Economic Welfare: Concepts and Measurement is a two volume collection of the most important previously published papers on economic welfare, supplemented by a lengthy introduction by the editor which defines the basic concepts and places the contributions in context.

Topics covered include: the basic concepts of welfare change and excess burden; approximations and marginal changes; marginal welfare cost and cost of funds; empirical measurement.
56 articles, dating from 1971 to 1997
Contributors: C.L. Ballard, E.K. Browning, A.S. Deaton, D. Fullerton, K. Hayes, J. Kay, D. Larson, D. Madden, H. Mohring, S. Porter-Hudak

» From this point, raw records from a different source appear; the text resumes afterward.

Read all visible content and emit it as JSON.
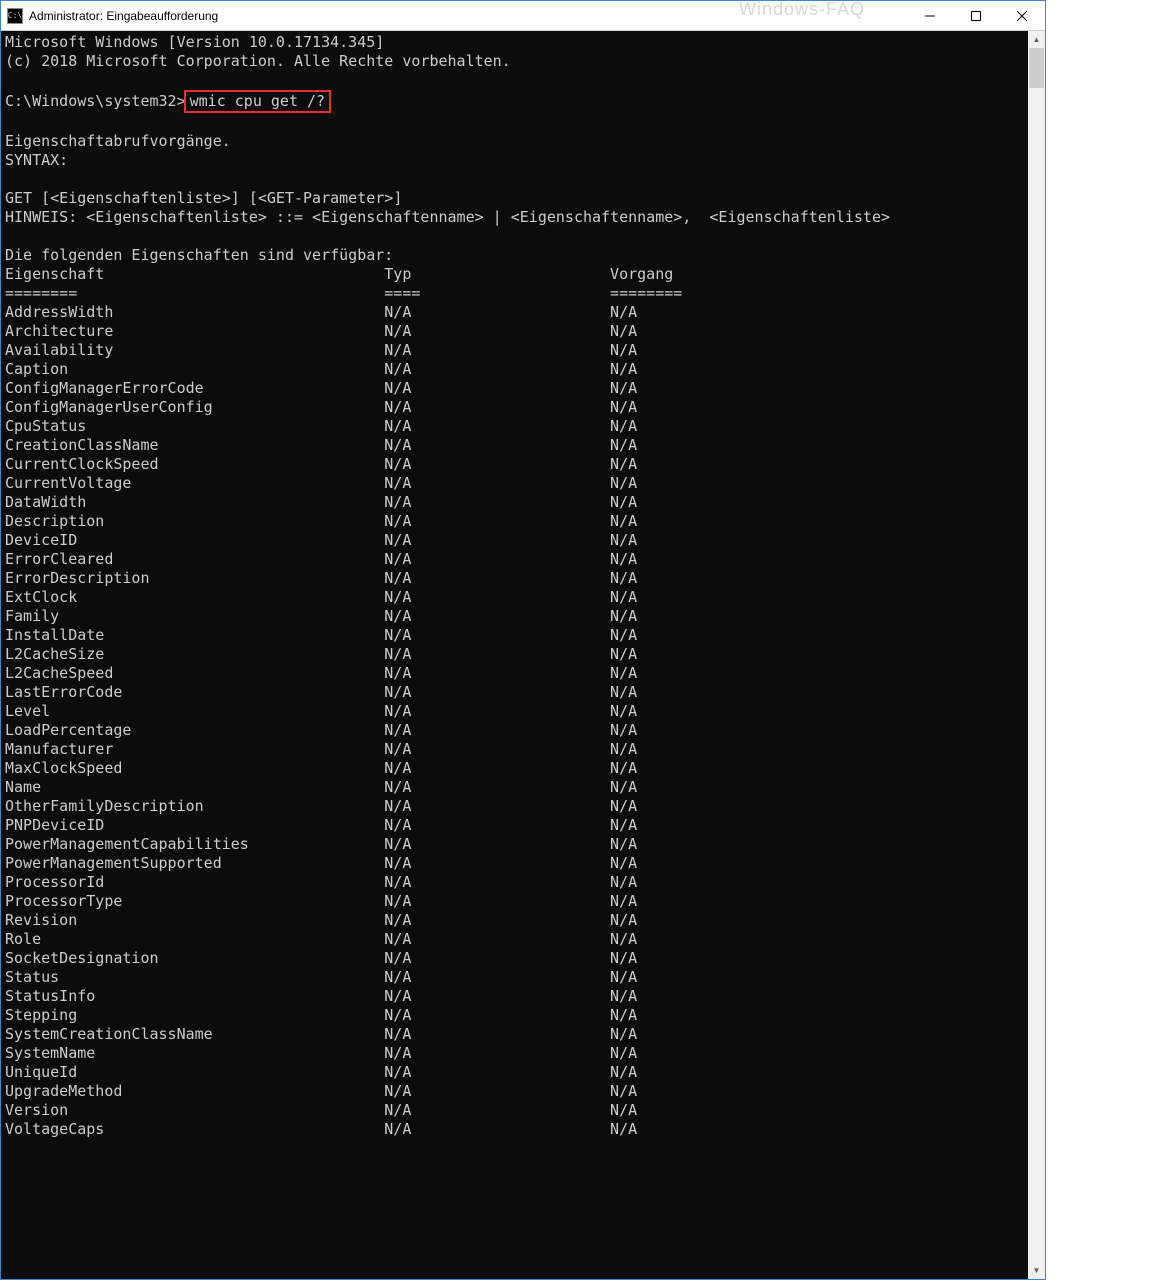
{
  "window": {
    "icon_glyph": "C:\\",
    "title": "Administrator: Eingabeaufforderung"
  },
  "watermark": "Windows-FAQ",
  "console": {
    "version_line": "Microsoft Windows [Version 10.0.17134.345]",
    "copyright_line": "(c) 2018 Microsoft Corporation. Alle Rechte vorbehalten.",
    "prompt": "C:\\Windows\\system32>",
    "command": "wmic cpu get /?",
    "section_title": "Eigenschaftabrufvorgänge.",
    "syntax_label": "SYNTAX:",
    "syntax_line": "GET [<Eigenschaftenliste>] [<GET-Parameter>]",
    "hint_line": "HINWEIS: <Eigenschaftenliste> ::= <Eigenschaftenname> | <Eigenschaftenname>,  <Eigenschaftenliste>",
    "avail_line": "Die folgenden Eigenschaften sind verfügbar:",
    "headers": {
      "name": "Eigenschaft",
      "type": "Typ",
      "op": "Vorgang"
    },
    "underlines": {
      "name": "========",
      "type": "====",
      "op": "========"
    },
    "properties": [
      {
        "name": "AddressWidth",
        "type": "N/A",
        "op": "N/A"
      },
      {
        "name": "Architecture",
        "type": "N/A",
        "op": "N/A"
      },
      {
        "name": "Availability",
        "type": "N/A",
        "op": "N/A"
      },
      {
        "name": "Caption",
        "type": "N/A",
        "op": "N/A"
      },
      {
        "name": "ConfigManagerErrorCode",
        "type": "N/A",
        "op": "N/A"
      },
      {
        "name": "ConfigManagerUserConfig",
        "type": "N/A",
        "op": "N/A"
      },
      {
        "name": "CpuStatus",
        "type": "N/A",
        "op": "N/A"
      },
      {
        "name": "CreationClassName",
        "type": "N/A",
        "op": "N/A"
      },
      {
        "name": "CurrentClockSpeed",
        "type": "N/A",
        "op": "N/A"
      },
      {
        "name": "CurrentVoltage",
        "type": "N/A",
        "op": "N/A"
      },
      {
        "name": "DataWidth",
        "type": "N/A",
        "op": "N/A"
      },
      {
        "name": "Description",
        "type": "N/A",
        "op": "N/A"
      },
      {
        "name": "DeviceID",
        "type": "N/A",
        "op": "N/A"
      },
      {
        "name": "ErrorCleared",
        "type": "N/A",
        "op": "N/A"
      },
      {
        "name": "ErrorDescription",
        "type": "N/A",
        "op": "N/A"
      },
      {
        "name": "ExtClock",
        "type": "N/A",
        "op": "N/A"
      },
      {
        "name": "Family",
        "type": "N/A",
        "op": "N/A"
      },
      {
        "name": "InstallDate",
        "type": "N/A",
        "op": "N/A"
      },
      {
        "name": "L2CacheSize",
        "type": "N/A",
        "op": "N/A"
      },
      {
        "name": "L2CacheSpeed",
        "type": "N/A",
        "op": "N/A"
      },
      {
        "name": "LastErrorCode",
        "type": "N/A",
        "op": "N/A"
      },
      {
        "name": "Level",
        "type": "N/A",
        "op": "N/A"
      },
      {
        "name": "LoadPercentage",
        "type": "N/A",
        "op": "N/A"
      },
      {
        "name": "Manufacturer",
        "type": "N/A",
        "op": "N/A"
      },
      {
        "name": "MaxClockSpeed",
        "type": "N/A",
        "op": "N/A"
      },
      {
        "name": "Name",
        "type": "N/A",
        "op": "N/A"
      },
      {
        "name": "OtherFamilyDescription",
        "type": "N/A",
        "op": "N/A"
      },
      {
        "name": "PNPDeviceID",
        "type": "N/A",
        "op": "N/A"
      },
      {
        "name": "PowerManagementCapabilities",
        "type": "N/A",
        "op": "N/A"
      },
      {
        "name": "PowerManagementSupported",
        "type": "N/A",
        "op": "N/A"
      },
      {
        "name": "ProcessorId",
        "type": "N/A",
        "op": "N/A"
      },
      {
        "name": "ProcessorType",
        "type": "N/A",
        "op": "N/A"
      },
      {
        "name": "Revision",
        "type": "N/A",
        "op": "N/A"
      },
      {
        "name": "Role",
        "type": "N/A",
        "op": "N/A"
      },
      {
        "name": "SocketDesignation",
        "type": "N/A",
        "op": "N/A"
      },
      {
        "name": "Status",
        "type": "N/A",
        "op": "N/A"
      },
      {
        "name": "StatusInfo",
        "type": "N/A",
        "op": "N/A"
      },
      {
        "name": "Stepping",
        "type": "N/A",
        "op": "N/A"
      },
      {
        "name": "SystemCreationClassName",
        "type": "N/A",
        "op": "N/A"
      },
      {
        "name": "SystemName",
        "type": "N/A",
        "op": "N/A"
      },
      {
        "name": "UniqueId",
        "type": "N/A",
        "op": "N/A"
      },
      {
        "name": "UpgradeMethod",
        "type": "N/A",
        "op": "N/A"
      },
      {
        "name": "Version",
        "type": "N/A",
        "op": "N/A"
      },
      {
        "name": "VoltageCaps",
        "type": "N/A",
        "op": "N/A"
      }
    ]
  }
}
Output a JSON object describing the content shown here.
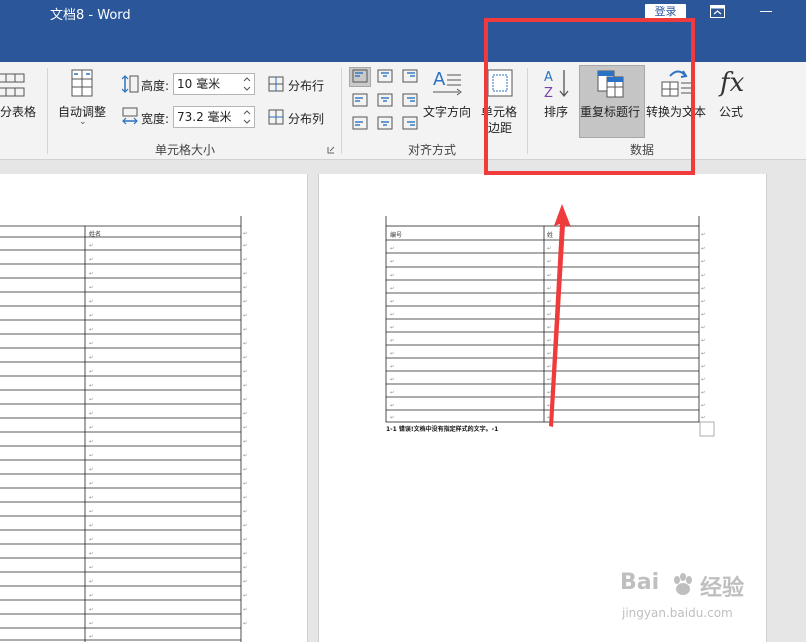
{
  "app": {
    "title": "文档8  -  Word",
    "login_label": "登录"
  },
  "ribbon": {
    "merge": {
      "split_table_label": "分表格"
    },
    "cell_size": {
      "autofit_label": "自动调整",
      "height_label": "高度:",
      "height_value": "10 毫米",
      "width_label": "宽度:",
      "width_value": "73.2 毫米",
      "distribute_rows_label": "分布行",
      "distribute_cols_label": "分布列",
      "group_label": "单元格大小"
    },
    "alignment": {
      "text_direction_label": "文字方向",
      "cell_margins_label_1": "单元格",
      "cell_margins_label_2": "边距",
      "group_label": "对齐方式"
    },
    "data": {
      "sort_label": "排序",
      "repeat_header_label": "重复标题行",
      "convert_to_text_label": "转换为文本",
      "formula_label": "公式",
      "group_label": "数据"
    }
  },
  "document": {
    "left_table_header": "姓名",
    "right_table_header_1": "编号",
    "right_table_header_2": "姓",
    "caption": "1-1 错误!文档中没有指定样式的文字。-1"
  },
  "watermark": {
    "brand": "Bai",
    "brand_suffix": "经验",
    "url": "jingyan.baidu.com"
  },
  "colors": {
    "title_bar": "#2b579a",
    "annotation_red": "#ef3b3b"
  },
  "icons": [
    "word-logo",
    "restore-ribbon-icon",
    "minimize-icon",
    "split-table-icon",
    "autofit-icon",
    "row-height-icon",
    "col-width-icon",
    "distribute-rows-icon",
    "distribute-cols-icon",
    "text-direction-icon",
    "cell-margins-icon",
    "sort-icon",
    "repeat-header-icon",
    "convert-to-text-icon",
    "formula-icon",
    "up-arrow-annotation"
  ]
}
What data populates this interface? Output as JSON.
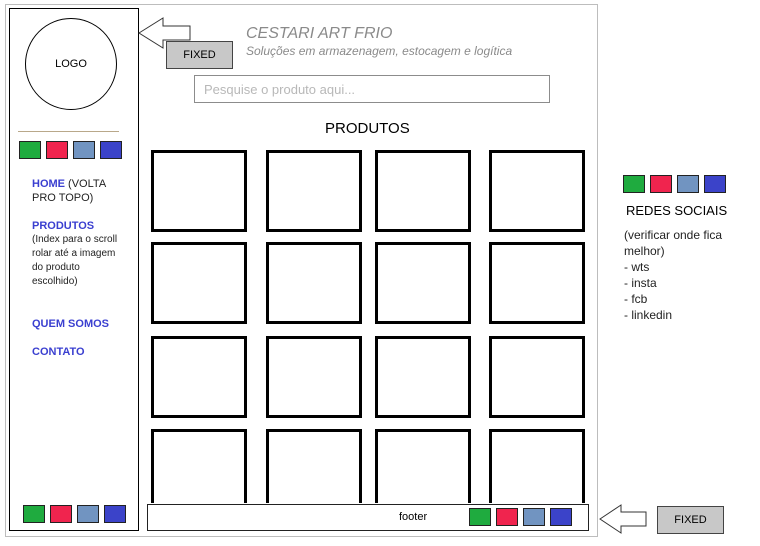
{
  "site": {
    "title": "CESTARI ART FRIO",
    "tagline": "Soluções em armazenagem, estocagem e logítica"
  },
  "sidebar": {
    "logo_text": "LOGO",
    "nav": [
      {
        "link": "HOME",
        "note": " (VOLTA PRO TOPO)"
      },
      {
        "link": "PRODUTOS",
        "note": "(Index para o scroll rolar até a imagem do produto escolhido)"
      },
      {
        "link": "QUEM SOMOS",
        "note": ""
      },
      {
        "link": "CONTATO",
        "note": ""
      }
    ]
  },
  "fixed_labels": {
    "header": "FIXED",
    "footer": "FIXED"
  },
  "search": {
    "placeholder": "Pesquise o produto aqui..."
  },
  "products": {
    "title": "PRODUTOS"
  },
  "footer": {
    "label": "footer"
  },
  "social": {
    "title": "REDES SOCIAIS",
    "note": "(verificar onde fica melhor)",
    "items": [
      "- wts",
      "- insta",
      "- fcb",
      "- linkedin"
    ]
  },
  "colors": {
    "green": "#1fab3f",
    "red": "#f0244e",
    "steel": "#7194c1",
    "blue": "#3b43c9",
    "link": "#3a3fd0",
    "muted_text": "#8a8a8a"
  },
  "icons": [
    "arrow-left-icon"
  ]
}
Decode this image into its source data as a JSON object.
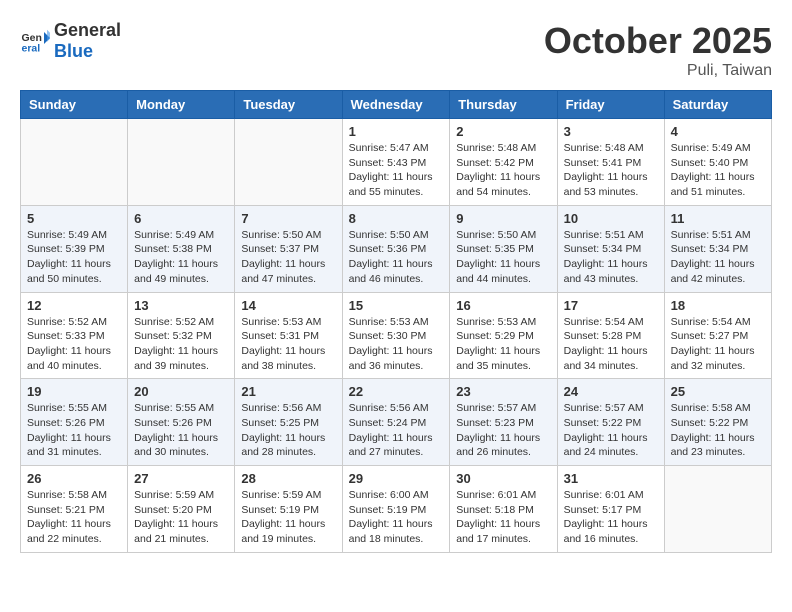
{
  "header": {
    "logo_general": "General",
    "logo_blue": "Blue",
    "month_title": "October 2025",
    "location": "Puli, Taiwan"
  },
  "weekdays": [
    "Sunday",
    "Monday",
    "Tuesday",
    "Wednesday",
    "Thursday",
    "Friday",
    "Saturday"
  ],
  "weeks": [
    [
      {
        "day": "",
        "info": ""
      },
      {
        "day": "",
        "info": ""
      },
      {
        "day": "",
        "info": ""
      },
      {
        "day": "1",
        "info": "Sunrise: 5:47 AM\nSunset: 5:43 PM\nDaylight: 11 hours and 55 minutes."
      },
      {
        "day": "2",
        "info": "Sunrise: 5:48 AM\nSunset: 5:42 PM\nDaylight: 11 hours and 54 minutes."
      },
      {
        "day": "3",
        "info": "Sunrise: 5:48 AM\nSunset: 5:41 PM\nDaylight: 11 hours and 53 minutes."
      },
      {
        "day": "4",
        "info": "Sunrise: 5:49 AM\nSunset: 5:40 PM\nDaylight: 11 hours and 51 minutes."
      }
    ],
    [
      {
        "day": "5",
        "info": "Sunrise: 5:49 AM\nSunset: 5:39 PM\nDaylight: 11 hours and 50 minutes."
      },
      {
        "day": "6",
        "info": "Sunrise: 5:49 AM\nSunset: 5:38 PM\nDaylight: 11 hours and 49 minutes."
      },
      {
        "day": "7",
        "info": "Sunrise: 5:50 AM\nSunset: 5:37 PM\nDaylight: 11 hours and 47 minutes."
      },
      {
        "day": "8",
        "info": "Sunrise: 5:50 AM\nSunset: 5:36 PM\nDaylight: 11 hours and 46 minutes."
      },
      {
        "day": "9",
        "info": "Sunrise: 5:50 AM\nSunset: 5:35 PM\nDaylight: 11 hours and 44 minutes."
      },
      {
        "day": "10",
        "info": "Sunrise: 5:51 AM\nSunset: 5:34 PM\nDaylight: 11 hours and 43 minutes."
      },
      {
        "day": "11",
        "info": "Sunrise: 5:51 AM\nSunset: 5:34 PM\nDaylight: 11 hours and 42 minutes."
      }
    ],
    [
      {
        "day": "12",
        "info": "Sunrise: 5:52 AM\nSunset: 5:33 PM\nDaylight: 11 hours and 40 minutes."
      },
      {
        "day": "13",
        "info": "Sunrise: 5:52 AM\nSunset: 5:32 PM\nDaylight: 11 hours and 39 minutes."
      },
      {
        "day": "14",
        "info": "Sunrise: 5:53 AM\nSunset: 5:31 PM\nDaylight: 11 hours and 38 minutes."
      },
      {
        "day": "15",
        "info": "Sunrise: 5:53 AM\nSunset: 5:30 PM\nDaylight: 11 hours and 36 minutes."
      },
      {
        "day": "16",
        "info": "Sunrise: 5:53 AM\nSunset: 5:29 PM\nDaylight: 11 hours and 35 minutes."
      },
      {
        "day": "17",
        "info": "Sunrise: 5:54 AM\nSunset: 5:28 PM\nDaylight: 11 hours and 34 minutes."
      },
      {
        "day": "18",
        "info": "Sunrise: 5:54 AM\nSunset: 5:27 PM\nDaylight: 11 hours and 32 minutes."
      }
    ],
    [
      {
        "day": "19",
        "info": "Sunrise: 5:55 AM\nSunset: 5:26 PM\nDaylight: 11 hours and 31 minutes."
      },
      {
        "day": "20",
        "info": "Sunrise: 5:55 AM\nSunset: 5:26 PM\nDaylight: 11 hours and 30 minutes."
      },
      {
        "day": "21",
        "info": "Sunrise: 5:56 AM\nSunset: 5:25 PM\nDaylight: 11 hours and 28 minutes."
      },
      {
        "day": "22",
        "info": "Sunrise: 5:56 AM\nSunset: 5:24 PM\nDaylight: 11 hours and 27 minutes."
      },
      {
        "day": "23",
        "info": "Sunrise: 5:57 AM\nSunset: 5:23 PM\nDaylight: 11 hours and 26 minutes."
      },
      {
        "day": "24",
        "info": "Sunrise: 5:57 AM\nSunset: 5:22 PM\nDaylight: 11 hours and 24 minutes."
      },
      {
        "day": "25",
        "info": "Sunrise: 5:58 AM\nSunset: 5:22 PM\nDaylight: 11 hours and 23 minutes."
      }
    ],
    [
      {
        "day": "26",
        "info": "Sunrise: 5:58 AM\nSunset: 5:21 PM\nDaylight: 11 hours and 22 minutes."
      },
      {
        "day": "27",
        "info": "Sunrise: 5:59 AM\nSunset: 5:20 PM\nDaylight: 11 hours and 21 minutes."
      },
      {
        "day": "28",
        "info": "Sunrise: 5:59 AM\nSunset: 5:19 PM\nDaylight: 11 hours and 19 minutes."
      },
      {
        "day": "29",
        "info": "Sunrise: 6:00 AM\nSunset: 5:19 PM\nDaylight: 11 hours and 18 minutes."
      },
      {
        "day": "30",
        "info": "Sunrise: 6:01 AM\nSunset: 5:18 PM\nDaylight: 11 hours and 17 minutes."
      },
      {
        "day": "31",
        "info": "Sunrise: 6:01 AM\nSunset: 5:17 PM\nDaylight: 11 hours and 16 minutes."
      },
      {
        "day": "",
        "info": ""
      }
    ]
  ]
}
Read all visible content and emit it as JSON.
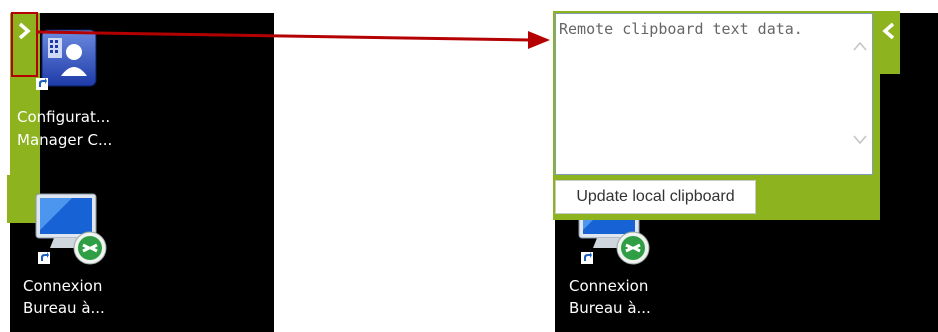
{
  "left_desktop": {
    "config_manager": {
      "icon": "configuration-manager-icon",
      "label_line1": "Configurat...",
      "label_line2": "Manager C..."
    },
    "rdp": {
      "icon": "remote-desktop-icon",
      "label_line1": "Connexion",
      "label_line2": "Bureau à..."
    },
    "sidebar_toggle_icon": "chevron-right-icon"
  },
  "right_desktop": {
    "clipboard_panel": {
      "textarea_value": "Remote clipboard text data.",
      "button_label": "Update local clipboard",
      "collapse_icon": "chevron-left-icon"
    },
    "rdp": {
      "icon": "remote-desktop-icon",
      "label_line1": "Connexion",
      "label_line2": "Bureau à..."
    }
  },
  "colors": {
    "accent_green": "#8db41f",
    "highlight_red": "#b40000",
    "desktop_bg": "#000000"
  }
}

Contents: Volume I: Introduction Part I: Concepts of Welfare Change and Excess Burden Part II: Approximations and Marginal Changes Index • Volume II: Part I: Marginal Welfare Cost and Cost of Funds Part II: Empirical Measurement Index